_EXERCISE BRIEF_
Line by line, copy out the data that follows.

_Data about app and page elements_

'''

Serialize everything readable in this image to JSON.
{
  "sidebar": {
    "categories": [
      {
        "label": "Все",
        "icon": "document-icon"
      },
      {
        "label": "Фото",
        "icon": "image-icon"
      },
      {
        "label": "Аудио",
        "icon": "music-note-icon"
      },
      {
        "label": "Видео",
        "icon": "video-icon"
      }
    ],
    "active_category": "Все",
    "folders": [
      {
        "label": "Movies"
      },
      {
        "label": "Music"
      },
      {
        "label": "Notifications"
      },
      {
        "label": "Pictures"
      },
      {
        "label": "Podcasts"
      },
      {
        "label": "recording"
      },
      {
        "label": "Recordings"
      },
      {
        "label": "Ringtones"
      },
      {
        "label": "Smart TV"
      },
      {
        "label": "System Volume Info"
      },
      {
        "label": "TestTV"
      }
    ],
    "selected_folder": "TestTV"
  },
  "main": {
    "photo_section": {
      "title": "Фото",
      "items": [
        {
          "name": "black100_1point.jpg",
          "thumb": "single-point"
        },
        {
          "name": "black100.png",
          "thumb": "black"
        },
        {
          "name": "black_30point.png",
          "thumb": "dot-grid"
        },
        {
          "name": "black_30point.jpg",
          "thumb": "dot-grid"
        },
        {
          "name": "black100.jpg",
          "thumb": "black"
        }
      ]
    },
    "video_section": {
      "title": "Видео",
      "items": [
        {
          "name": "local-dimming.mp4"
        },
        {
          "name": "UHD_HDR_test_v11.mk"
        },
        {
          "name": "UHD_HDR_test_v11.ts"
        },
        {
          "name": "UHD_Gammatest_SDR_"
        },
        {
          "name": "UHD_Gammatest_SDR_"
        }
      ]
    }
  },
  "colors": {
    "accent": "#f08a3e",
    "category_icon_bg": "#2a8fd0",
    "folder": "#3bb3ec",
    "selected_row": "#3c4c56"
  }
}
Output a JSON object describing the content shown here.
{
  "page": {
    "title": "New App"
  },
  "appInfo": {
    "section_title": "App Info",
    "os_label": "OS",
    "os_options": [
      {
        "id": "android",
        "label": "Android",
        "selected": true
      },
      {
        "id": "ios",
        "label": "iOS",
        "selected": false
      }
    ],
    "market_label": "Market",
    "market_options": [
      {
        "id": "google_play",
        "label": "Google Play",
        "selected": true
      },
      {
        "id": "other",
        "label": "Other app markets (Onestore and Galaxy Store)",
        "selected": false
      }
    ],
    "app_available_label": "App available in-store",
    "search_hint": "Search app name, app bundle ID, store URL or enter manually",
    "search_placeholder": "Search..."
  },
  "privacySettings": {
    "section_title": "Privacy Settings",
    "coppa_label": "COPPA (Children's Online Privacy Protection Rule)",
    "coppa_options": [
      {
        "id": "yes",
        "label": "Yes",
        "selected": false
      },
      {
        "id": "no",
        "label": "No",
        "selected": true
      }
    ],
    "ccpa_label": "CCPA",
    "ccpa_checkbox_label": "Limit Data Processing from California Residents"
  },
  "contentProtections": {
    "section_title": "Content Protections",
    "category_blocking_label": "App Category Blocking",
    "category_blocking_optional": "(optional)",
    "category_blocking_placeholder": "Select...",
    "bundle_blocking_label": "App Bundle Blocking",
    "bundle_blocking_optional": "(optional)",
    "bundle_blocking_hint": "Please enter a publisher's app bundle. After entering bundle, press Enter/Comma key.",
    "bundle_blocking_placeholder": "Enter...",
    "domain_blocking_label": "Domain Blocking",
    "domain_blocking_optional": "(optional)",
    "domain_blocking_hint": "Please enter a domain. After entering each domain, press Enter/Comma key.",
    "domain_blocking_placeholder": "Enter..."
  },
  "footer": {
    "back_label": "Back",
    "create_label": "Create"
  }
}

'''

_SOLUTION FOR THIS TASK_
Serialize everything readable in this image to JSON.
{
  "sidebar": {
    "categories": [
      {
        "label": "Все",
        "icon": "document-icon"
      },
      {
        "label": "Фото",
        "icon": "image-icon"
      },
      {
        "label": "Аудио",
        "icon": "music-note-icon"
      },
      {
        "label": "Видео",
        "icon": "video-icon"
      }
    ],
    "active_category": "Все",
    "folders": [
      {
        "label": "Movies"
      },
      {
        "label": "Music"
      },
      {
        "label": "Notifications"
      },
      {
        "label": "Pictures"
      },
      {
        "label": "Podcasts"
      },
      {
        "label": "recording"
      },
      {
        "label": "Recordings"
      },
      {
        "label": "Ringtones"
      },
      {
        "label": "Smart TV"
      },
      {
        "label": "System Volume Info"
      },
      {
        "label": "TestTV"
      }
    ],
    "selected_folder": "TestTV"
  },
  "main": {
    "photo_section": {
      "title": "Фото",
      "items": [
        {
          "name": "black100_1point.jpg",
          "thumb": "single-point"
        },
        {
          "name": "black100.png",
          "thumb": "black"
        },
        {
          "name": "black_30point.png",
          "thumb": "dot-grid"
        },
        {
          "name": "black_30point.jpg",
          "thumb": "dot-grid"
        },
        {
          "name": "black100.jpg",
          "thumb": "black"
        }
      ]
    },
    "video_section": {
      "title": "Видео",
      "items": [
        {
          "name": "local-dimming.mp4"
        },
        {
          "name": "UHD_HDR_test_v11.mk"
        },
        {
          "name": "UHD_HDR_test_v11.ts"
        },
        {
          "name": "UHD_Gammatest_SDR_"
        },
        {
          "name": "UHD_Gammatest_SDR_"
        }
      ]
    }
  },
  "colors": {
    "accent": "#f08a3e",
    "category_icon_bg": "#2a8fd0",
    "folder": "#3bb3ec",
    "selected_row": "#3c4c56"
  }
}
Output a JSON object describing the content shown here.
{
  "page": {
    "title": "New App"
  },
  "appInfo": {
    "section_title": "App Info",
    "os_label": "OS",
    "os_options": [
      {
        "id": "android",
        "label": "Android",
        "selected": true
      },
      {
        "id": "ios",
        "label": "iOS",
        "selected": false
      }
    ],
    "market_label": "Market",
    "market_options": [
      {
        "id": "google_play",
        "label": "Google Play",
        "selected": true
      },
      {
        "id": "other",
        "label": "Other app markets (Onestore and Galaxy Store)",
        "selected": false
      }
    ],
    "app_available_label": "App available in-store",
    "search_hint": "Search app name, app bundle ID, store URL or enter manually",
    "search_placeholder": "Search..."
  },
  "privacySettings": {
    "section_title": "Privacy Settings",
    "coppa_label": "COPPA (Children's Online Privacy Protection Rule)",
    "coppa_options": [
      {
        "id": "yes",
        "label": "Yes",
        "selected": false
      },
      {
        "id": "no",
        "label": "No",
        "selected": true
      }
    ],
    "ccpa_label": "CCPA",
    "ccpa_checkbox_label": "Limit Data Processing from California Residents"
  },
  "contentProtections": {
    "section_title": "Content Protections",
    "category_blocking_label": "App Category Blocking",
    "category_blocking_optional": "(optional)",
    "category_blocking_placeholder": "Select...",
    "bundle_blocking_label": "App Bundle Blocking",
    "bundle_blocking_optional": "(optional)",
    "bundle_blocking_hint": "Please enter a publisher's app bundle. After entering bundle, press Enter/Comma key.",
    "bundle_blocking_placeholder": "Enter...",
    "domain_blocking_label": "Domain Blocking",
    "domain_blocking_optional": "(optional)",
    "domain_blocking_hint": "Please enter a domain. After entering each domain, press Enter/Comma key.",
    "domain_blocking_placeholder": "Enter..."
  },
  "footer": {
    "back_label": "Back",
    "create_label": "Create"
  }
}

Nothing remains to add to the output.